- Written by Kimberly Pepmiller Kimberly Pepmiller
- Created: 16 April 2016 16 April 2016
Friday is the end of our Mercy Medical clinic week, and a day of mixed emotions. The team is a bit worn. The patients are plenty. And we want to make sure we provide care to as many people as possible. Friday is the last day the American and Tanzanian teams work together with a common goal of providing healthcare to the local community. Friday is a day for endurance, perseverance and teamwork.
We again arrived at the clinic to over a hundred people waiting for our arrival and services. The day began with a moment of worship, scripture and devotion with the anticipatory crowd. The singing of a hymn and recitation of the Apostle's Creed and Lord's Prayer in Swahili remains a very powerful moment to witness when you are a believer in the same Lutheran faith. After this time of worship, Pastor Dave from the Mercy Medical Team worked with Bishop Angowi of the LCEA to introduce the pastors who have been volunteering at the clinic all week to the crowd. The goal was to encourage a connection between the people and the pastor who serve their local communities. At times it seems to be a bit outside of the culture and comfort zone for this socialization to occur between the pastors and those in attendance. This clinic is a great time to create relationships between the church body and the communities, and the pastors have been active throughout the clinic all week.

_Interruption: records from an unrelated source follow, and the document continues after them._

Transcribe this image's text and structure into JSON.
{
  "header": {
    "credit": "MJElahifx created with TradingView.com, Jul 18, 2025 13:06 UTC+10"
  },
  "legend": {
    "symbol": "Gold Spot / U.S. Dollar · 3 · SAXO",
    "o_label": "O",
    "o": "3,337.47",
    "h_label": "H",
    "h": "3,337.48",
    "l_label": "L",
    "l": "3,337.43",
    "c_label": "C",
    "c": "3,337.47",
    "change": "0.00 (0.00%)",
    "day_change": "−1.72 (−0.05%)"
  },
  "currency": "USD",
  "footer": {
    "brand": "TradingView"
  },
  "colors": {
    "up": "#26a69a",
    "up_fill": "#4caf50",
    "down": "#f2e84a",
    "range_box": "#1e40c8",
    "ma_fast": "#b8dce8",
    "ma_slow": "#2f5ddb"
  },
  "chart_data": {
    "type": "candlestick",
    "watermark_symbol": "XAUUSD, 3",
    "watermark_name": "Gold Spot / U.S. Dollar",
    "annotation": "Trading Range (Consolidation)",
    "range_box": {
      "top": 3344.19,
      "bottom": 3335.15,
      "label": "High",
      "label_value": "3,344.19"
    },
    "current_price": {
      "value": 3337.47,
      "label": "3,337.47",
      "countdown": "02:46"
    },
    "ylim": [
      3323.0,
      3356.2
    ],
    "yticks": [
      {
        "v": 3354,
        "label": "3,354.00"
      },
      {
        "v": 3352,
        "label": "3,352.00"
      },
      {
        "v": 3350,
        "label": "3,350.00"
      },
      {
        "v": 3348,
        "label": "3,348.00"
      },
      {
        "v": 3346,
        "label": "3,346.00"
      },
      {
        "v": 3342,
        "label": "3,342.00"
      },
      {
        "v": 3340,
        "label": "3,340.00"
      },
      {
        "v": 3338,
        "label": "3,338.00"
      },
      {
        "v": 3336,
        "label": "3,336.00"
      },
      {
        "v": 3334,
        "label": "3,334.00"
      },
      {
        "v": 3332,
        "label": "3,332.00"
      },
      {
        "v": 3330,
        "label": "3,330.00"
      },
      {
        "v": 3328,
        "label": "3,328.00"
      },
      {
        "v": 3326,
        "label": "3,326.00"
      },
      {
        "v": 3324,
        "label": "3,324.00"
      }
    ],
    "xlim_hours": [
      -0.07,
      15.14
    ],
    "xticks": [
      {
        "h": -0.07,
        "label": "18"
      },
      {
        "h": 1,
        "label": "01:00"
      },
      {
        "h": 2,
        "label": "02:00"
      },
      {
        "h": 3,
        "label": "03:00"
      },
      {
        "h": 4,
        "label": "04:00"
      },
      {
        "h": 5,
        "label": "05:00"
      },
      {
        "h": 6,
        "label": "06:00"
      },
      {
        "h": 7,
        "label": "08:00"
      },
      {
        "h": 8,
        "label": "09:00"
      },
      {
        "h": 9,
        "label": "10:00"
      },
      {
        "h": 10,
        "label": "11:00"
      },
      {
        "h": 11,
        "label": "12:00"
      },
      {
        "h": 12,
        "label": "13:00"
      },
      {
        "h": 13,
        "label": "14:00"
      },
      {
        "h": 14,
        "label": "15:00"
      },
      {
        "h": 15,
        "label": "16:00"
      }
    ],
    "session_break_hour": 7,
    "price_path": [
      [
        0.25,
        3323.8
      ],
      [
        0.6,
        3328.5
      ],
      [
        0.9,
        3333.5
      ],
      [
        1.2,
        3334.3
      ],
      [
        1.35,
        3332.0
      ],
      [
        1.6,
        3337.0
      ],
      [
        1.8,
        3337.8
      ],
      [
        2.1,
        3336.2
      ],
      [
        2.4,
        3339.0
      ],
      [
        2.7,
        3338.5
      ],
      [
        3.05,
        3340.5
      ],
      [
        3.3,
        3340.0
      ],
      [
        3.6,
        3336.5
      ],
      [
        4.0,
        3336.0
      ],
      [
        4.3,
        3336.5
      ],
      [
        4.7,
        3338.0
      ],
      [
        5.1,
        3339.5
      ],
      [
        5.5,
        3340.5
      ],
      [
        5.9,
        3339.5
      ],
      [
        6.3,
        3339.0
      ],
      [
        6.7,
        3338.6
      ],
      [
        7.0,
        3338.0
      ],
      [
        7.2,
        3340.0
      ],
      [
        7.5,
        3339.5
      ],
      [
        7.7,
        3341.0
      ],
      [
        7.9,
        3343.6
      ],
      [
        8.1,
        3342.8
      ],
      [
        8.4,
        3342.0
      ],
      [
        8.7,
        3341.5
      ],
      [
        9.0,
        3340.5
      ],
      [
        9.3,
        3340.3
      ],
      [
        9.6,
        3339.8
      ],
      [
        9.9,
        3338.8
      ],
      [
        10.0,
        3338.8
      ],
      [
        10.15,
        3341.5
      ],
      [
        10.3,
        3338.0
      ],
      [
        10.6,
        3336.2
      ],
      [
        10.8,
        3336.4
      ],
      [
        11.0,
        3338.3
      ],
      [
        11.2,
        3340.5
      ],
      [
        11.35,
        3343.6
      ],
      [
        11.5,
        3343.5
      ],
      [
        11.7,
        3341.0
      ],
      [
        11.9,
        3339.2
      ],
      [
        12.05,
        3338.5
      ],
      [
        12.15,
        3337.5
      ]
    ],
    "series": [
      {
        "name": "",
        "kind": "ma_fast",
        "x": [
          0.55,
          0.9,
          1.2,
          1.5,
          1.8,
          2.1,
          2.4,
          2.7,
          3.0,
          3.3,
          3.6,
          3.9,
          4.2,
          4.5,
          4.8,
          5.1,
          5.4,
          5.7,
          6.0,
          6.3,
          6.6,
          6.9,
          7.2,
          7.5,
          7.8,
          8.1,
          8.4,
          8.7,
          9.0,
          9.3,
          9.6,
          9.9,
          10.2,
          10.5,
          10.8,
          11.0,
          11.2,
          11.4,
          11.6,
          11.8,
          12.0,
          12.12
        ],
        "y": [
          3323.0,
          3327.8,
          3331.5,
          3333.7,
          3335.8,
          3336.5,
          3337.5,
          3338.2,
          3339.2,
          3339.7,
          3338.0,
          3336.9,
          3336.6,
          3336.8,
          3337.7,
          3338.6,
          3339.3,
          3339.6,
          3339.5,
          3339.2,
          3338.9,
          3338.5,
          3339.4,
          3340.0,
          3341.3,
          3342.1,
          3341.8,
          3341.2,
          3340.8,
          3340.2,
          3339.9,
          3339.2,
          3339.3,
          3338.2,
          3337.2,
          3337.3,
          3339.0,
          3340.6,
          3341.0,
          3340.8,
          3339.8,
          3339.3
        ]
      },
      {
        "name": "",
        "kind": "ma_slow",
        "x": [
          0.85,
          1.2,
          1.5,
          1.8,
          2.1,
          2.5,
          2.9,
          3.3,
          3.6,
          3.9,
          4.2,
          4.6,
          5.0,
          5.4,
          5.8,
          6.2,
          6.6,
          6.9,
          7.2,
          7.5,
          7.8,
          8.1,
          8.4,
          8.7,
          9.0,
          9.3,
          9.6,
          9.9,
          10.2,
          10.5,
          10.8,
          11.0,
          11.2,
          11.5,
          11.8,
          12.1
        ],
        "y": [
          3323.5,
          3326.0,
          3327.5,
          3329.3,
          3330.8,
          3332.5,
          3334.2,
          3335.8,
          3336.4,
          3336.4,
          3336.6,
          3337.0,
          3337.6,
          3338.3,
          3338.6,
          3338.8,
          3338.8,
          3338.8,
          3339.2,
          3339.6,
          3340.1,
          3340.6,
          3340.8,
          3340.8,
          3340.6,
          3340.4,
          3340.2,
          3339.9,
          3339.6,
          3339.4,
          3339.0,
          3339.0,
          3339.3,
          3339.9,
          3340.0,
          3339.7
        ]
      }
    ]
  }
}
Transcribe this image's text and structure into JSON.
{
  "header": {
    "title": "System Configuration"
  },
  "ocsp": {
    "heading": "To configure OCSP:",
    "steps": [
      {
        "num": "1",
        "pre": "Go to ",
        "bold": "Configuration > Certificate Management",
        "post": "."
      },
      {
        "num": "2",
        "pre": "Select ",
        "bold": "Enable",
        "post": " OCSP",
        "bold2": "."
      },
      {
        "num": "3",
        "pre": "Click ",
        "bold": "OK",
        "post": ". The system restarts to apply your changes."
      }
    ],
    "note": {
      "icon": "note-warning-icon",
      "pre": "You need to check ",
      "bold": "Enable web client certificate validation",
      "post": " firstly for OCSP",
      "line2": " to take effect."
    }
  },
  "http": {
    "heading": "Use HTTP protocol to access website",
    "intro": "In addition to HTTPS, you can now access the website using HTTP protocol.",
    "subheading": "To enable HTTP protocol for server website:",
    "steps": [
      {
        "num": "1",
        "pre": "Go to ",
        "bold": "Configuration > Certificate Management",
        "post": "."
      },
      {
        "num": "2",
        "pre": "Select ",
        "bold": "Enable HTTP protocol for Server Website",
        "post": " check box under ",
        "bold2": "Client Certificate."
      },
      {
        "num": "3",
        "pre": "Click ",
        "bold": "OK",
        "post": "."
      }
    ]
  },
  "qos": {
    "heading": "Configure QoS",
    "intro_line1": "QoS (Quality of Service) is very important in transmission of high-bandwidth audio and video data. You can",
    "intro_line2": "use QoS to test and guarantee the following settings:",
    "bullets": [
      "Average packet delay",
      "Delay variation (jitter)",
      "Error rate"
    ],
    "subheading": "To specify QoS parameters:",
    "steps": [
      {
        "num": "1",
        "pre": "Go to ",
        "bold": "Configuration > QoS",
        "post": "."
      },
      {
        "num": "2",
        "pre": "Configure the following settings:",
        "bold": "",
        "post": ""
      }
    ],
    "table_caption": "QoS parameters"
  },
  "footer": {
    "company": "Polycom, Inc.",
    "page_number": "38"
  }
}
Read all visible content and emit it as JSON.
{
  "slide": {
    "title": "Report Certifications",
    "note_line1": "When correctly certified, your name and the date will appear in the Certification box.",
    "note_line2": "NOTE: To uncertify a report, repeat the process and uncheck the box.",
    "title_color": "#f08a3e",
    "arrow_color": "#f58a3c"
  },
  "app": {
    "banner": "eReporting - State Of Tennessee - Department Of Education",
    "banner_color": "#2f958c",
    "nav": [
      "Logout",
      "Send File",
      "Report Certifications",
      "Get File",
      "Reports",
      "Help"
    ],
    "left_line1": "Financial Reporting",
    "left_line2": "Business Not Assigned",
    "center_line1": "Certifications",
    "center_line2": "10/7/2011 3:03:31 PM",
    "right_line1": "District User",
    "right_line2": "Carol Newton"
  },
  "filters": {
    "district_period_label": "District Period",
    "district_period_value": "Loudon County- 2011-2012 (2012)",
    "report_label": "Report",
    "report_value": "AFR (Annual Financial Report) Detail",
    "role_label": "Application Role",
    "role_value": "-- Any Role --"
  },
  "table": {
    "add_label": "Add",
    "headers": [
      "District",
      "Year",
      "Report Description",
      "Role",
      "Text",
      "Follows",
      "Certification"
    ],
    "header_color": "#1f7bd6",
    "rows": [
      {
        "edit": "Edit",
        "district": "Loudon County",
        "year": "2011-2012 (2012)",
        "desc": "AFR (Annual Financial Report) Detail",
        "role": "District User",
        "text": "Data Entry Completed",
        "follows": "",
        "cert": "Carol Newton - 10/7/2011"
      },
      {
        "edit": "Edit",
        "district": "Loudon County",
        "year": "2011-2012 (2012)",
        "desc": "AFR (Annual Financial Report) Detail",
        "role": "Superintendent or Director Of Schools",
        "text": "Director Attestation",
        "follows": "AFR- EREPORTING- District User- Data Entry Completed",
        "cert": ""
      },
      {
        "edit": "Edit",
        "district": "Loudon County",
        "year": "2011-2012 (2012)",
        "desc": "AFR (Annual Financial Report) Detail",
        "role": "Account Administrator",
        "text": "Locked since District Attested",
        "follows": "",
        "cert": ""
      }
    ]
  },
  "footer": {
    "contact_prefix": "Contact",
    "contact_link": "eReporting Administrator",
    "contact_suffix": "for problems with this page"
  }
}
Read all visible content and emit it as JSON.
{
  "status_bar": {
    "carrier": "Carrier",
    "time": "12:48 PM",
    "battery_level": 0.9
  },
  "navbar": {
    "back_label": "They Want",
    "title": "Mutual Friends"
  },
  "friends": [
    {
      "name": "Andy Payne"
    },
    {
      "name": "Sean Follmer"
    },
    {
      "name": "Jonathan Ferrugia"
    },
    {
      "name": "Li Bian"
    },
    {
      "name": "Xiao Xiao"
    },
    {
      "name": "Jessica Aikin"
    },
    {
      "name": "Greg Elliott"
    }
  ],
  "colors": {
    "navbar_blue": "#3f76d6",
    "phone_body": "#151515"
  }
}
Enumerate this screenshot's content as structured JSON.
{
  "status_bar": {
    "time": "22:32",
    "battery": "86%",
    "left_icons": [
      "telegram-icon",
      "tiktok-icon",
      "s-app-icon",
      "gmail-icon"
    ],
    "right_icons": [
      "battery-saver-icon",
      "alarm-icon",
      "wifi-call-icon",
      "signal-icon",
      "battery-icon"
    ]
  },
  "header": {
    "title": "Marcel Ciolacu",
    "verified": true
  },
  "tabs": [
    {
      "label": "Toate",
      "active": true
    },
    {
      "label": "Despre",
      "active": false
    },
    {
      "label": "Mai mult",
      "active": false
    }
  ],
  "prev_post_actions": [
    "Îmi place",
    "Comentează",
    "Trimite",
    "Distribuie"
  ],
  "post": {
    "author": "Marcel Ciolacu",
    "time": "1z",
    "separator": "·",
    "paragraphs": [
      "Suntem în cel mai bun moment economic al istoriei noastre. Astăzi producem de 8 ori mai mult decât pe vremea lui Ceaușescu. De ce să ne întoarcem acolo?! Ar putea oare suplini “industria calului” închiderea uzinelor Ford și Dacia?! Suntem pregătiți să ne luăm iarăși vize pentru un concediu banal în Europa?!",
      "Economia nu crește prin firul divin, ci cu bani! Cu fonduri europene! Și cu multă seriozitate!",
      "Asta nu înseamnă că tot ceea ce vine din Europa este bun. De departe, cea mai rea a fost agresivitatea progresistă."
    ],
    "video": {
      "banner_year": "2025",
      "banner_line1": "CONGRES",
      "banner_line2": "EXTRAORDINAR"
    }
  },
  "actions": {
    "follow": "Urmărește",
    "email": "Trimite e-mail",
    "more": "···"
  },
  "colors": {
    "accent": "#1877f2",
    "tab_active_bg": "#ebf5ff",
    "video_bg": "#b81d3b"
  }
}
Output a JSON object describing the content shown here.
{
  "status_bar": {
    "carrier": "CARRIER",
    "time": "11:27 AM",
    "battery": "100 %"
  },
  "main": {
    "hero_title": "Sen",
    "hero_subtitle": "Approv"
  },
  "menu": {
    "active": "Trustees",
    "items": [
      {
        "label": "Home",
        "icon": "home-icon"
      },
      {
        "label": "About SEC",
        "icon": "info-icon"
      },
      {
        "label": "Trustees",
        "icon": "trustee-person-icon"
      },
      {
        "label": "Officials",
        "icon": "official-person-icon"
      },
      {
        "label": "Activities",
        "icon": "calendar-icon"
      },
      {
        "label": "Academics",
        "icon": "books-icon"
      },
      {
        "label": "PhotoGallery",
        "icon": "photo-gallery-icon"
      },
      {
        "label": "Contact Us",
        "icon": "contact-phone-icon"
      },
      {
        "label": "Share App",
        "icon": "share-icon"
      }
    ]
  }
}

The clinic day ran quite smoothly as the local health district sent four physicians to work at the clinic today. Throughout the week there had only been two doctors treating patients each day. This increased number of providers really assisted with the flow of patients and allowed the clinic to run much more efficiently. As a team we provided care for 290 patients today and saw all those who waited in line during the day for treatment. We did notice that one person took advantage of the situation and set up shop selling fried bread and coffee to those waiting in line. The registration line was much more creative today and wound around the front property of the seminary to keep as much order as possible. There was a moment of anger and chaos by the masses when the order of the line was disrupted and someone cut in front of those who had been waiting longer. Human nature is ever-present.
Patients presented with a vast array of medical needs today. Throughout the week we have treated many cases of high blood pressure, and today contained just as many. The blood pressures here are very high (200s/100s) when they are elevated. One potential cause may be stress. There was a younger woman who presented today with hypertension. She is the second wife to her husband and is experiencing infertility challenges. However, the first wife of the husband is expecting a child, which is increasing the stress levels for the young patient. Other patients spend many hours completing manual labor to make enough money just to get by. Farm work is done by hand in most cases, with hoes and picks to work out in the fields. Life is not always easy. Elevated blood sugars continued to be a common diagnosis today. This may be related to the diet rich in carbohydrates and starches.
Today a mother came to the clinic with her 2.5 year old son who has hydrocephalus. The child has a shunt placed, but it stopped working one month ago. The mother of the child is having trouble finding a local hospital that can provide care. Shara and Frank, a local nurse serving as an interpreter, worked to make sure the mother has an appointment at a nearby hospital for follow-up for the shunt. One of the local pastors will call the mother this week to make sure the appointment is attended and will travel with the family to the hospital for further treatment.
Sharon and her Tanzanian nurse partner Mary have been treating a woman and providing wound care follow-up for several days. Today the woman arrived at clinic to be seen and brought two hard boiled eggs as gifts of thanks for Sharon and Mary. Another patient at the clinic today is expecting a child soon and enjoyed her nurse's name so much that she plans to name her child Marlene.
Lab testing was available to patients throughout the week. Out of 275 tested, seven cases of HIV were diagnosed and counseling was provided to these patients as they begin this new path with their health. Over 200 malaria tests were completed this week, and none of them came back positive. The pharmacy stayed quite busy as they filled 2,768 prescriptions for the patients treated at the clinic. The medications are free to the patients and guidance is provided to follow up with local healthcare clinics and providers for follow-up and refills.
At the end of the day, the first Mercy Medical Team clinic in Tanzania was a success. We were able to serve and treat 1,025 patients, collaborate with local healthcare providers, serve with members of the Lutheran Church of Africa and share our faith with the people of Tanzania. The clinic is now closed. The supplies are packed away, and the seminary in Himo will return to educating Lutheran pastors of the future. However, this American team has left a lasting impression here in Tanzania, and the beautiful people of Tanzania have filled our hearts. This is just a beginning. The team will leave Tanzania full of the joy of the African people.
To God be the glory.
“Hesed” is a Hebrew word that means “kindness”, “mercy”, “loyalty”, “loving-kindness” or “steadfastness.” It’s the way God intends us to live together—a “love your neighbor as yourself,” active, selfless, sacrificial, caring-for-one-another brand of living contradictory to our fallen natures. The “Heseders” are continually looking to work together to share some small measure of God’s extraordinary love. Won’t you join us?